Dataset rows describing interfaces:
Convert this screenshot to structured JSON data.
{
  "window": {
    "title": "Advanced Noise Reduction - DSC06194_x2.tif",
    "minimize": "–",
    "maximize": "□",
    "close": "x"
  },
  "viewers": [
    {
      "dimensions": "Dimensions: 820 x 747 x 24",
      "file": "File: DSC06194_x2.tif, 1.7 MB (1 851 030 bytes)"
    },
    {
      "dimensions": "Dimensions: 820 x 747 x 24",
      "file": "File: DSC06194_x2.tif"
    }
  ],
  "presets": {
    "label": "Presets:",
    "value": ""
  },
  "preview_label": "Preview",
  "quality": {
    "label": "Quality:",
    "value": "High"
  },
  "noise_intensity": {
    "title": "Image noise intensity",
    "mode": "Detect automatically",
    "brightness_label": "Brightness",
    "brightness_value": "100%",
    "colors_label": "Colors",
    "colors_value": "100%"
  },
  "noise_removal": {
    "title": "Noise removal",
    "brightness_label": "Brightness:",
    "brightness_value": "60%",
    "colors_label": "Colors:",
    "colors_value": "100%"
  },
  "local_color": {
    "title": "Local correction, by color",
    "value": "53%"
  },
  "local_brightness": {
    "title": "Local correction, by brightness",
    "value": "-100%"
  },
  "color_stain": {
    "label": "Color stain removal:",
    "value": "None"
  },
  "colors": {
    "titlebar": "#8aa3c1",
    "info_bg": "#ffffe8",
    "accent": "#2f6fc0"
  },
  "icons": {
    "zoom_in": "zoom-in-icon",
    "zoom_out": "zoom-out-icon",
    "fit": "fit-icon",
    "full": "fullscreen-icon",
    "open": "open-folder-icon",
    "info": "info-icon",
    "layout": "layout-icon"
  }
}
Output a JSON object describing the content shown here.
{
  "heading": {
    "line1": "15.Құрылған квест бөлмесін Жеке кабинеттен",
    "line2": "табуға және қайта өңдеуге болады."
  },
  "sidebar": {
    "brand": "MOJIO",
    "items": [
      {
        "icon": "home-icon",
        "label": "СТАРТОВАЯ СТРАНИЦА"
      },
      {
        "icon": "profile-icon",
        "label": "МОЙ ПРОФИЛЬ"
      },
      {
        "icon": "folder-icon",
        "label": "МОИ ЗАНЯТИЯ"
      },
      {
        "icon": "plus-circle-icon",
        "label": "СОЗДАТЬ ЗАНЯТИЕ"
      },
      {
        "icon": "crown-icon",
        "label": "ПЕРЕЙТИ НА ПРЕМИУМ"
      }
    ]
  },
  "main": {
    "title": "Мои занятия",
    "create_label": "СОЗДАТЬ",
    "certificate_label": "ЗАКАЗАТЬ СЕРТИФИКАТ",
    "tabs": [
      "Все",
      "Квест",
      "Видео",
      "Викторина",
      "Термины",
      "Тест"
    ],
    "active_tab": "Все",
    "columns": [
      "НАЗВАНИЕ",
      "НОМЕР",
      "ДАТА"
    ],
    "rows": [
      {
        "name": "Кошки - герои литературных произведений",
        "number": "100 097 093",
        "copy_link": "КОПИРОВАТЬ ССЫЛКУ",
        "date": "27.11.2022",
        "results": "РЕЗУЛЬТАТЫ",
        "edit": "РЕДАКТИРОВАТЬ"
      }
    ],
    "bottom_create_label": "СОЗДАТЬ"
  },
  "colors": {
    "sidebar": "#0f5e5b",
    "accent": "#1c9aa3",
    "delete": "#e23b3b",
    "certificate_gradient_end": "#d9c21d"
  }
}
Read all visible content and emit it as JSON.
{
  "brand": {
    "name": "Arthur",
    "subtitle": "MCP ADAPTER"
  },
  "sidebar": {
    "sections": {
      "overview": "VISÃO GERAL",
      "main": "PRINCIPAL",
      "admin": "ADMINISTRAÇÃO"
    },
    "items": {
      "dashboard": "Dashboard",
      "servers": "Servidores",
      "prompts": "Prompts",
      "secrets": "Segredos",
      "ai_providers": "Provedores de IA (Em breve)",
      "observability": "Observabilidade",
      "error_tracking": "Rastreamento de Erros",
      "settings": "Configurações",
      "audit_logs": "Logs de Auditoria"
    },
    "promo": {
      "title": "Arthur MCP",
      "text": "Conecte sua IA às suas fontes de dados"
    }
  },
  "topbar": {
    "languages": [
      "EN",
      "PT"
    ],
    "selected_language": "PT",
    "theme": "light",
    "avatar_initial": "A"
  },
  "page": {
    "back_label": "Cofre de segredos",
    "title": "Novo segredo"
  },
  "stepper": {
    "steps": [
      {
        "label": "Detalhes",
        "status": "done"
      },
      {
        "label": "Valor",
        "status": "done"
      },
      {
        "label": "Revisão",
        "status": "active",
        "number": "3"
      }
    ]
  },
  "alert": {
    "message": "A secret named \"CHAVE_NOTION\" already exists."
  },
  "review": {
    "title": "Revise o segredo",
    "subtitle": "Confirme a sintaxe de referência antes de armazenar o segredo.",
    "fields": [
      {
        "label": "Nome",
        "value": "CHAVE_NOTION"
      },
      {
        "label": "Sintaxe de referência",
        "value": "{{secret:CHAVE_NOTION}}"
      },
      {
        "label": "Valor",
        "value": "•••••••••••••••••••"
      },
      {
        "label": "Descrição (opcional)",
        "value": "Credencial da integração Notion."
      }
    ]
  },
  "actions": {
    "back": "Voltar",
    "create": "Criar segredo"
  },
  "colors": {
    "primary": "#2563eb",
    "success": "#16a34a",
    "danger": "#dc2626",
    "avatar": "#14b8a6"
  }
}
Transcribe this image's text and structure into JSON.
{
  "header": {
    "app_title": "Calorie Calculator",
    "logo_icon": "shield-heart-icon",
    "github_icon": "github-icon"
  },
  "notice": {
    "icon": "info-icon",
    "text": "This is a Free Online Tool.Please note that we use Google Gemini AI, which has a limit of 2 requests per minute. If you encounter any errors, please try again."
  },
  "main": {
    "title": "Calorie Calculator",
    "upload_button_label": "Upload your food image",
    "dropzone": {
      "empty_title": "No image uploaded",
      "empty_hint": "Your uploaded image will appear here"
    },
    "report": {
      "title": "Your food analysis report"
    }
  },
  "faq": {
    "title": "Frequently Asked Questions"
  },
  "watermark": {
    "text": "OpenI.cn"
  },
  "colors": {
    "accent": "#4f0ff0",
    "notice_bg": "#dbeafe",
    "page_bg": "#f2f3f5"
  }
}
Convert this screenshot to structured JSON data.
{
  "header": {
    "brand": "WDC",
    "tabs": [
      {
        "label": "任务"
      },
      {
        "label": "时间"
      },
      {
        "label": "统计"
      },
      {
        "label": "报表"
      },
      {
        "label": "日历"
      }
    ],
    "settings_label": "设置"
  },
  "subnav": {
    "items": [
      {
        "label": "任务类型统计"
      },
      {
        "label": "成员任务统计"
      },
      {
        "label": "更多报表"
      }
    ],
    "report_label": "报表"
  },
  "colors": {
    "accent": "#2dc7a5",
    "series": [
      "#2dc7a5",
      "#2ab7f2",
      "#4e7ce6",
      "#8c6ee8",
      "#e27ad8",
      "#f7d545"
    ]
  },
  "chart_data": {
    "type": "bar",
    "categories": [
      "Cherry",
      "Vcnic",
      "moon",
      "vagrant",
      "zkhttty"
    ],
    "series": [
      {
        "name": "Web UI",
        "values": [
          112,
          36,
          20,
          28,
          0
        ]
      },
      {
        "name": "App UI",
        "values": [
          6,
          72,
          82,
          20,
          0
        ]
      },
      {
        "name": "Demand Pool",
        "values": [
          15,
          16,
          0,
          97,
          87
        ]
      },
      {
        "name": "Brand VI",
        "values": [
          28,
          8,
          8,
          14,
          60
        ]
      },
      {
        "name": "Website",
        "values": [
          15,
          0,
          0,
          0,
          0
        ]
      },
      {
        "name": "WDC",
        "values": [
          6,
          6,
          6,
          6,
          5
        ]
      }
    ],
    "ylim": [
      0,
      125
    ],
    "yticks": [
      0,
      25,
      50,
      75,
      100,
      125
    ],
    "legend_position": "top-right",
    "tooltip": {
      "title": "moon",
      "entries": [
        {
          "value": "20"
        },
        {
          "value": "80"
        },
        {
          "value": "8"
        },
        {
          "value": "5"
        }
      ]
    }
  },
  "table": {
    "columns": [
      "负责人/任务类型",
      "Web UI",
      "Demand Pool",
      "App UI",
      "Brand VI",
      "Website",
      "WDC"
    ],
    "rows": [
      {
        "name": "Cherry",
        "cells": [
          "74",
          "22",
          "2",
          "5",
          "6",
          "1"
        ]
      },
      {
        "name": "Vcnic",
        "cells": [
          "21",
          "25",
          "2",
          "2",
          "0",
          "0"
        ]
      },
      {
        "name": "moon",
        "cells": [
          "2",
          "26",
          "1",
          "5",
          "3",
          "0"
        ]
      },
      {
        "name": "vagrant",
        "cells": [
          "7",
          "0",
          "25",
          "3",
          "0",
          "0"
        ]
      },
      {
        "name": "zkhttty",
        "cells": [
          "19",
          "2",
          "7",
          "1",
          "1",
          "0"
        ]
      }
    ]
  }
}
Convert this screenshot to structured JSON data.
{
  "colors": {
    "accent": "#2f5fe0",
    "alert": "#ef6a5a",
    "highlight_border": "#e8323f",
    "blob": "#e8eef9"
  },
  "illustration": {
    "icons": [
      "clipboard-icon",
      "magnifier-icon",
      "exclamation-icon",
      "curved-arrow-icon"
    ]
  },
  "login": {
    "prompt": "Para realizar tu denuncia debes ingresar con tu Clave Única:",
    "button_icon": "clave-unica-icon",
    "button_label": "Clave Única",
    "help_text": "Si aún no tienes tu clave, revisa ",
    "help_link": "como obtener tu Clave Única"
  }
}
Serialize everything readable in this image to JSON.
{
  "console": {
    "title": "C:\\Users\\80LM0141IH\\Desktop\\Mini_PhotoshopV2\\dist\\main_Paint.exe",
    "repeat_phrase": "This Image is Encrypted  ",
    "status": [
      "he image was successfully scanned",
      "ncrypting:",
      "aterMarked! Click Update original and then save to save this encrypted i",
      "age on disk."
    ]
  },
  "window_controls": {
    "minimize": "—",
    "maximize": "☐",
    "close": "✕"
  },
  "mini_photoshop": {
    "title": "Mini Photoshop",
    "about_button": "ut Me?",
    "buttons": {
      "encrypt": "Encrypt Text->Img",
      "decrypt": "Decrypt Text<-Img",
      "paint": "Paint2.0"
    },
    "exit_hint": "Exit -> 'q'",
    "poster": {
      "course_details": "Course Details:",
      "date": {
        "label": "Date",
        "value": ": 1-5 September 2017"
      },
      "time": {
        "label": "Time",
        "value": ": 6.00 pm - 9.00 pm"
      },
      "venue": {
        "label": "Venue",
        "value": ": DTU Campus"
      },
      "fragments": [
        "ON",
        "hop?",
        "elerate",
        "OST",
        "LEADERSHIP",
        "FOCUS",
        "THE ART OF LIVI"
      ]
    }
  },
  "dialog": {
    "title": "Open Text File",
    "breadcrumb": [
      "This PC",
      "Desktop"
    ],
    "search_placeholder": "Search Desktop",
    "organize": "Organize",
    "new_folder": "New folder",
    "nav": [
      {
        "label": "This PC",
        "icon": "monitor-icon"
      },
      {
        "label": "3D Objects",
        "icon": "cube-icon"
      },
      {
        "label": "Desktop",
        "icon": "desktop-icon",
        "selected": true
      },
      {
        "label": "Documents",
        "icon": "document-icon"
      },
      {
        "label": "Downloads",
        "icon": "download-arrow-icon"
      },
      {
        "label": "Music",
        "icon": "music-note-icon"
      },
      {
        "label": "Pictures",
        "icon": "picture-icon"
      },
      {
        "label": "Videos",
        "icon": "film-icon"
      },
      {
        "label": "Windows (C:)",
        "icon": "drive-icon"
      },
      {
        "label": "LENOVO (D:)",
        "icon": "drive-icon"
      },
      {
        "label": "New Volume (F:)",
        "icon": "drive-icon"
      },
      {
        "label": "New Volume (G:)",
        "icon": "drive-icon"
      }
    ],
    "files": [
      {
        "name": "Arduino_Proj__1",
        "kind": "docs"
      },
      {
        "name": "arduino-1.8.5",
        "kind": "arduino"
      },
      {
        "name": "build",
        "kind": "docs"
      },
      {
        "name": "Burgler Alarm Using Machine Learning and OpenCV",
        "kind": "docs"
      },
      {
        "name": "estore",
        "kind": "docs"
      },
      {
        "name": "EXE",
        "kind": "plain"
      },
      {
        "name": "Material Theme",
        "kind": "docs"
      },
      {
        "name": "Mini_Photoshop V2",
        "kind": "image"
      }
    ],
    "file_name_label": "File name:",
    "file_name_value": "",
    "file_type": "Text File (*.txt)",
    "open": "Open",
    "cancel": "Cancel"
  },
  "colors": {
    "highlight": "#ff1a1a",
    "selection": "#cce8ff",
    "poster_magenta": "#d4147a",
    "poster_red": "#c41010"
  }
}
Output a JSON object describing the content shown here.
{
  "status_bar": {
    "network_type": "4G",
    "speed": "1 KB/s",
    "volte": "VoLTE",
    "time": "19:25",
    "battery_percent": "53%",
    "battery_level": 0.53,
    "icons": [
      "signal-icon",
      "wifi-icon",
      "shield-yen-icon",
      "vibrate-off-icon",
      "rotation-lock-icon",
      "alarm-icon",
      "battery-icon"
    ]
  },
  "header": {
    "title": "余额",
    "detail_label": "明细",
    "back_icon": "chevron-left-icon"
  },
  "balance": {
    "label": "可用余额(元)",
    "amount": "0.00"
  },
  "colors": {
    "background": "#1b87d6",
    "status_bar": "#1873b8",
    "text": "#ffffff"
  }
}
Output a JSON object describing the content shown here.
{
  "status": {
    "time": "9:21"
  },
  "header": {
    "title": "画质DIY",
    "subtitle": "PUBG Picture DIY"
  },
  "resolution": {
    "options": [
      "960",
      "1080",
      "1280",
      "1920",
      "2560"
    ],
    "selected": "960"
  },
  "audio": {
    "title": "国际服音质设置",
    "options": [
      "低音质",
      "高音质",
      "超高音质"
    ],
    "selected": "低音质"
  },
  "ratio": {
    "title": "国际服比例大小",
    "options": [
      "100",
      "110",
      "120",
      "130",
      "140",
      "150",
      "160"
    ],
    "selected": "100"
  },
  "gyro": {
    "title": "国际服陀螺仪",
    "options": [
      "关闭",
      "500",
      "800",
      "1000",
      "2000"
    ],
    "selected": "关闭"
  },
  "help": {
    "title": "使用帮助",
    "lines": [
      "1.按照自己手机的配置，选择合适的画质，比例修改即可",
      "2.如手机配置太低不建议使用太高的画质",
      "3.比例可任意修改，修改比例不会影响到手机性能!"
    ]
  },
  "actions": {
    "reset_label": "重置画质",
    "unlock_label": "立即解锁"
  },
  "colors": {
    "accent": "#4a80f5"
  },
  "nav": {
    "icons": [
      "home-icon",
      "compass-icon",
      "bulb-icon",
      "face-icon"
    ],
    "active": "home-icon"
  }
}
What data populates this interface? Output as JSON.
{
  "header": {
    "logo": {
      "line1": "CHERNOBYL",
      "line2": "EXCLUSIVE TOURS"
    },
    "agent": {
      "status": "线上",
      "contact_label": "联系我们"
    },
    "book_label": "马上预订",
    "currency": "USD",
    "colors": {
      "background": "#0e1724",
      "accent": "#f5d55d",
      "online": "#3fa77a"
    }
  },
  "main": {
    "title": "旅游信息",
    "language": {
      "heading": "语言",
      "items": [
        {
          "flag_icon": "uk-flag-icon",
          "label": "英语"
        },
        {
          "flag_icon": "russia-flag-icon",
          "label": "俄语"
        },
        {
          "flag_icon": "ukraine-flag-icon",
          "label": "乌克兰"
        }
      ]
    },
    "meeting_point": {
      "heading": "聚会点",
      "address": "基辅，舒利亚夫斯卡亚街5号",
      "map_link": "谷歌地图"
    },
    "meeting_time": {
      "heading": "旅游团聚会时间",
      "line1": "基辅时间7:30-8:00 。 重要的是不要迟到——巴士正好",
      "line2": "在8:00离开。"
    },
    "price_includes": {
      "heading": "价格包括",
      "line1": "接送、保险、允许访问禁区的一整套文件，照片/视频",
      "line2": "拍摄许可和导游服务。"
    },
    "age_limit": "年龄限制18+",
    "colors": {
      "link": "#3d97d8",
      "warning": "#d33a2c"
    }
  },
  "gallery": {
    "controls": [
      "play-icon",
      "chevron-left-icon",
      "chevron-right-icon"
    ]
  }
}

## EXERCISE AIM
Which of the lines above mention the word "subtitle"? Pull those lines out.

## EXPECTED OUTPUT
    "subtitle": "MCP ADAPTER"
    "subtitle": "Confirme a sintaxe de referência antes de armazenar o segredo.",
    "subtitle": "PUBG Picture DIY"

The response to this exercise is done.